An Open Letter to the Charlottesville Jewish Community  
 
Policies Headlines
Aug 16, 2017 -- To the Jewish Community of Charlottesville, VA:

As we usher in this Shabbat just one week after the violent and deadly racist and anti-Semitic events in your city, the members of the Rabbinical Council of America reach out to you in solidarity, support, and friendship. Elie Wiesel once said, "Jews alone are vulnerable...but Jews must not be alone." Know that you are not alone.

While you were on the front line of ugly manifestations of hatred and bigotry that led to death, intimidation, and fear; while there were calls to burn down your synagogue; and while you were eyewitnesses to the worst expressions of intolerance in our society, we were all under attack. When you are threatened, we are all threatened. When you are hurt, we all hurt. Know that you are not alone.

We add our voices to yours in condemning these manifestations, supporting those in political and religious leadership denouncing them, and call on all leaders and people of good will and faith to name and reject unequivocally and without qualification the views and actions of White Supremacists, neo-Nazis, the alt-right, and their supporters. We mourn with you the victims of this domestic terrorism: Heather Heyer, Lt. H. Jay Cullen, and trooper-pilot Berke M.M. Bates.

In fighting these prejudices we must learn an important lesson from the Jewish Shabbat herself:

Shabbat begins with the recitation of Kiddush, the blessing which sanctifies the holy day, and ends with Havdalah, the blessing which distinguishes the holy day that has passed from the weekday ahead. In both cases we are asked to make distinctions, distinctions between the holy and the profane, between light and darkness, and, ultimately, between good and evil. As the beauty and restfulness of this Shabbat descends on your community, we are all asked to raise our voices to distinguish between good and evil, and in so doing make our country more holy, more peaceful, and more godly for all of its people.


Rabbi Elazar Muskin, President
Rabbi Mark Dratch, Executive Vice President

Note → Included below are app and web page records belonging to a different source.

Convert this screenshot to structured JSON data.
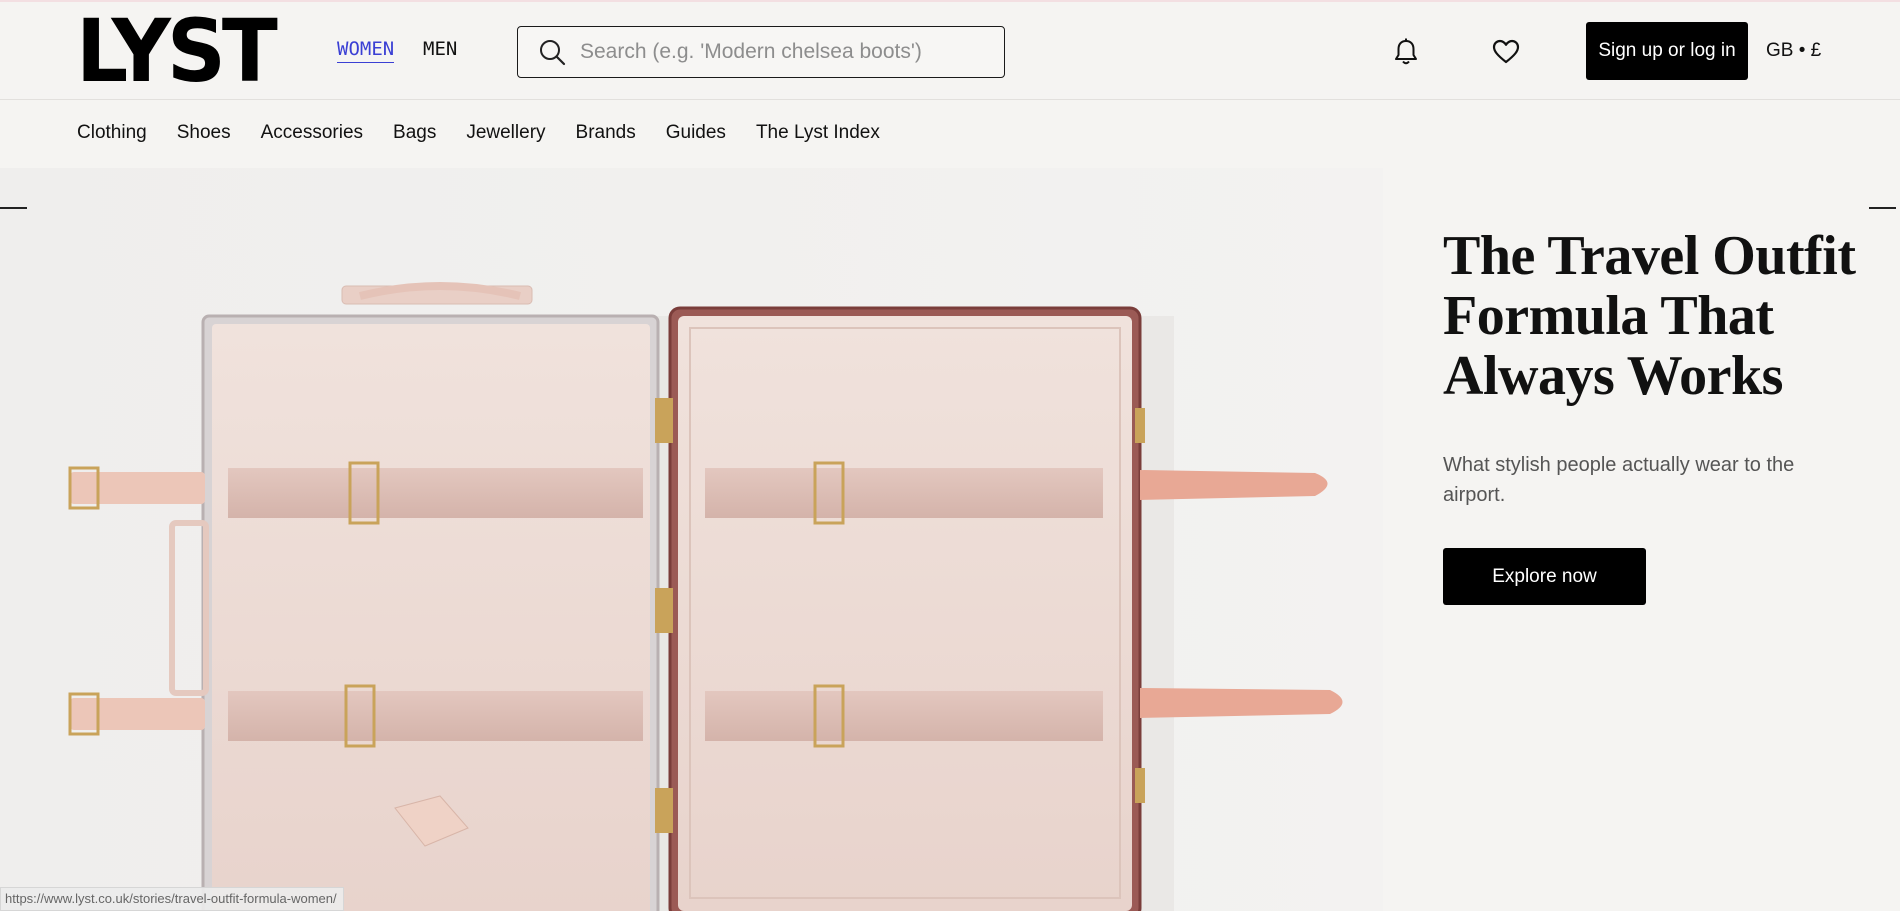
{
  "brand": {
    "logo_text": "LYST"
  },
  "gender_tabs": [
    {
      "label": "WOMEN",
      "active": true
    },
    {
      "label": "MEN",
      "active": false
    }
  ],
  "search": {
    "placeholder": "Search (e.g. 'Modern chelsea boots')",
    "value": ""
  },
  "header": {
    "notifications_icon": "bell-icon",
    "wishlist_icon": "heart-icon",
    "signup_label": "Sign up or log in",
    "locale_label": "GB • £"
  },
  "nav": {
    "items": [
      "Clothing",
      "Shoes",
      "Accessories",
      "Bags",
      "Jewellery",
      "Brands",
      "Guides",
      "The Lyst Index"
    ]
  },
  "hero": {
    "title": "The Travel Outfit Formula That Always Works",
    "subtitle": "What stylish people actually wear to the airport.",
    "cta_label": "Explore now",
    "image_description_icon": "open-suitcase-image"
  },
  "status_bar": {
    "url": "https://www.lyst.co.uk/stories/travel-outfit-formula-women/"
  },
  "colors": {
    "background": "#f5f4f2",
    "active_tab": "#3a3fd4",
    "button_bg": "#000000",
    "suitcase_lining": "#ecd8d2",
    "strap": "#e8b6a3"
  }
}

click here for the PDF version.

Website by:
Web2W - Webmaster Services

© Copyright 2017 Rabbinical Council of America
All Rights Reserved.